While Leonard Cohen’s name may not carry the same instant, household sort of recognition as someone like say Bob Dylan, his body of work over some four decades as a singer, songwriter, poet and all around renaissance man is no less remarkable.
From the moment of his debut album for Columbia, 1967’s Songs Of Leonard Cohen, Cohen established a name for himself as a songwriter of uncommon depth with songs like “Suzanne” and “So Long, Marianne.” Already an established novelist when that record came out, his reputation as a formidable talent equally rooted in the traditions of Dylan and Gershwin, has only grown to legend status in the decades since. Cohen’s voice — particularly on his later work — is nearly as unmistakable as his songs, pulling off the unique trick of sounding weathered and wise, yet oddly slick and soulful all at once.
Some of Cohen’s best known work — songs like “Bird On The Wire” for example — may have gained its greatest popularity when interpreted by other artists.
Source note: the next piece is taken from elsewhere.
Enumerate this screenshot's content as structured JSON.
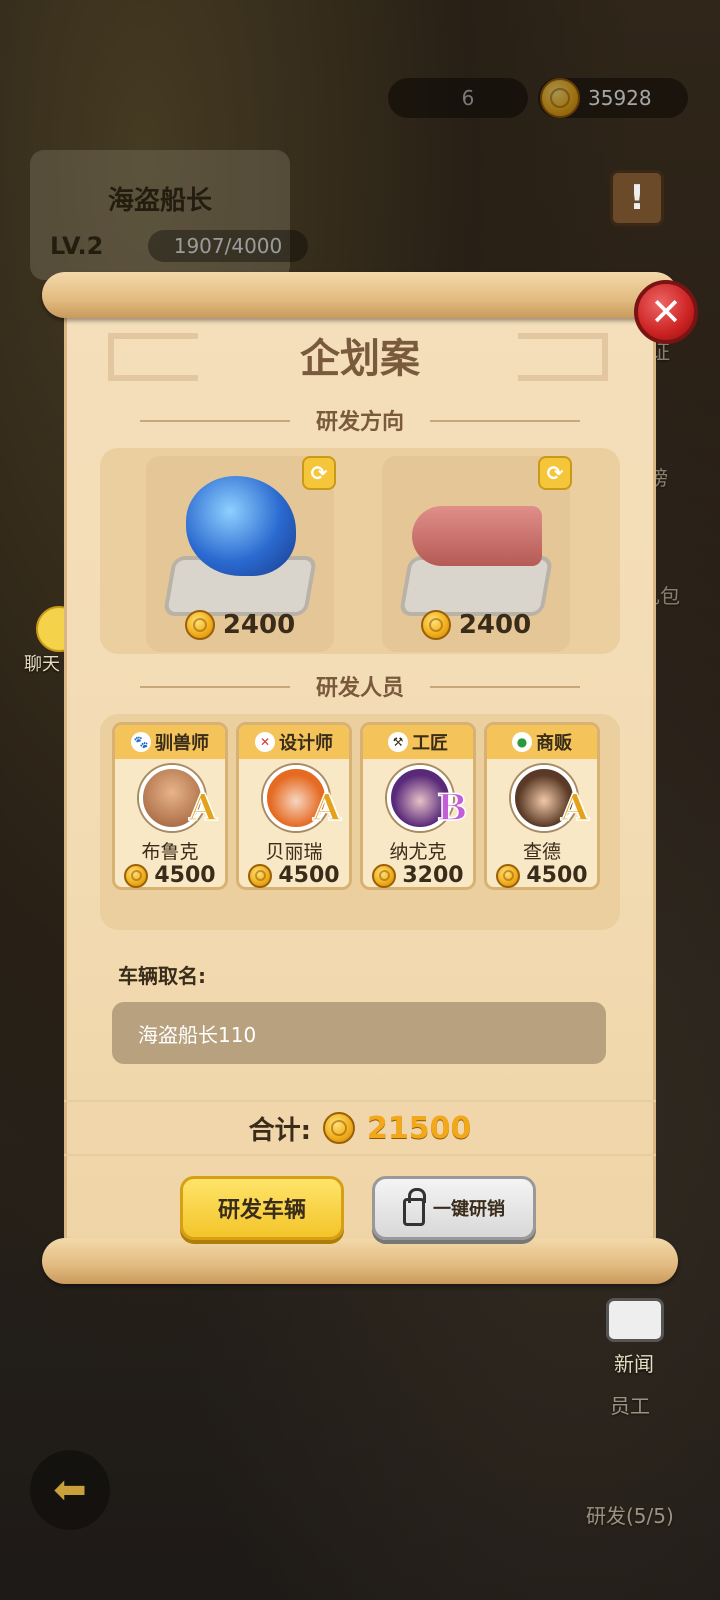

But it is on his lesser known songs, like “Democracy,” “Boogie Street,” “I’m Your Man,” and “First, We Take Manhattan” (well okay, that one is fairly well known), that the revelation of his true artistic voice is best discovered. On songs like these, Cohen can take on the persona of wise old sage, poetic bard, hopeless romantic, and street hustler, sometimes within a single song.
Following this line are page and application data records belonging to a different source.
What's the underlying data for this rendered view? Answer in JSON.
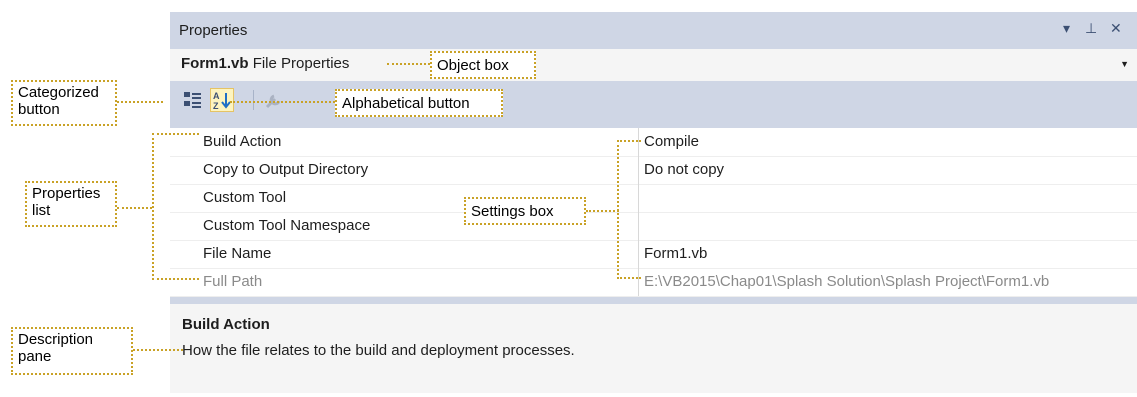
{
  "window": {
    "title": "Properties",
    "controls": {
      "dropdown": "▾",
      "pin": "⊥",
      "close": "✕"
    }
  },
  "object_box": {
    "name": "Form1.vb",
    "type": "File Properties"
  },
  "toolbar": {
    "categorized_icon": "categorized-icon",
    "alphabetical_icon": "alphabetical-icon",
    "property_pages_icon": "wrench-icon"
  },
  "properties": [
    {
      "name": "Build Action",
      "value": "Compile"
    },
    {
      "name": "Copy to Output Directory",
      "value": "Do not copy"
    },
    {
      "name": "Custom Tool",
      "value": ""
    },
    {
      "name": "Custom Tool Namespace",
      "value": ""
    },
    {
      "name": "File Name",
      "value": "Form1.vb"
    },
    {
      "name": "Full Path",
      "value": "E:\\VB2015\\Chap01\\Splash Solution\\Splash Project\\Form1.vb"
    }
  ],
  "description": {
    "title": "Build Action",
    "text": "How the file relates to the build and deployment processes."
  },
  "callouts": {
    "object_box": "Object box",
    "alphabetical": "Alphabetical button",
    "categorized_line1": "Categorized",
    "categorized_line2": "button",
    "properties_line1": "Properties",
    "properties_line2": "list",
    "settings_box": "Settings box",
    "description_line1": "Description",
    "description_line2": "pane"
  },
  "colors": {
    "window_chrome": "#cfd6e5",
    "callout_border": "#c9a227",
    "selected_button": "#fdf4bf"
  }
}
Like the best songwriters though, Cohen is mostly a great storyteller. His words come most alive when he is adopting the character persona of the drinkers and angels of compassion that populate the seedy bar of “Closing Time,” or the more curious mix of humanity inhabiting a place like the “Chelsea Hotel.”
If you haven’t yet discovered Leonard Cohen for yourself, The Complete Columbia Albums Collection is probably not the best place to start. For that, you’d probably be far better served with the crash course offered by a collection like The Essential Leonard Cohen. But it is by far the most complete.
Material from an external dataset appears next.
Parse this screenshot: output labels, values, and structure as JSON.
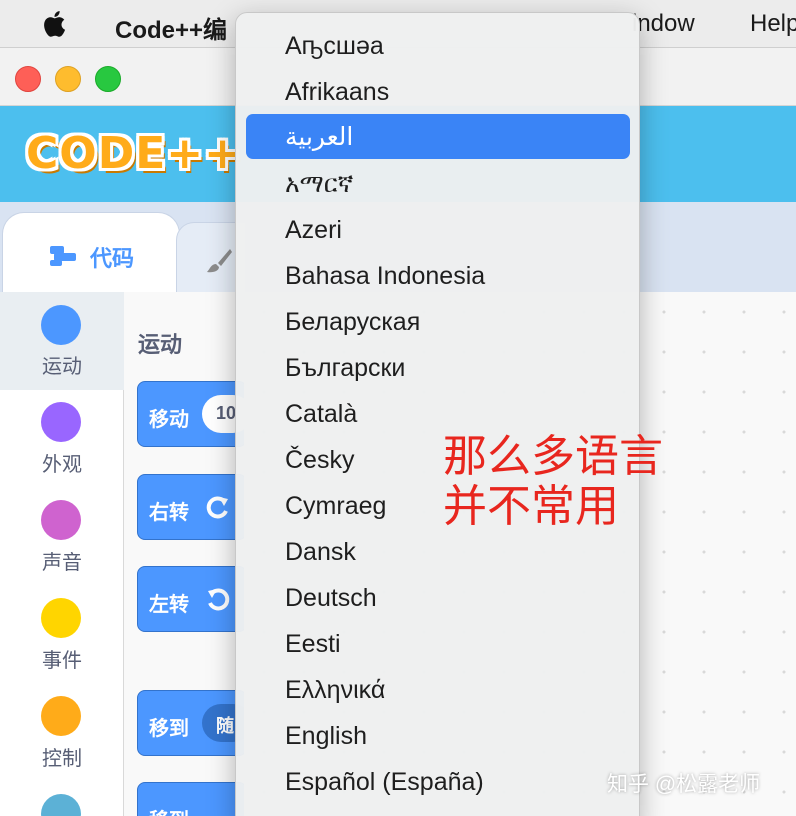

This exquisitely assembled boxed set features completely remastered versions of all 17 of Leonard Cohen’s albums for his career long label, Columbia. In addition to the studio recordings, this includes all of his live albums from Live At The Isle Of Wight (recorded in 1970), right up to 2009’s two-disc Live In London set.
All of the albums are housed in a simple, but elegantly designed box, that opens up to reveal each album in a loving recreation of its original sleeve (including those with gatefolds). There is also a nice booklet that features full annotation of each album, plus liner notes from longtime Cohen confidante Pico Iyer.
Incidentally, Cohen’s reinventions of some of his greatest songs on the concert stage represent some of the most stunning music to be found on this entire collection. Playing in a huge room like London’s O2 Arena, Cohen amazingly captures the torchy ambiance of a jazz singer performing at some piano bar around last call. His band is likewise top notch. On the live recordings, they perform with such precision as to be nearly indistinguishable from something created in the studio.
For those who’d just as soon skip the live recordings though, there is also a box containing Cohen’s eleven studio albums appropriately titled The Complete Studio Albums Collection.
As for the more expansive Complete Columbia Albums Collection, this isn’t anywhere near so much as big, brassy and over the top a compilation of an artist’s collective work as other recent boxed sets out there from U2 and the like. But it just oozes class.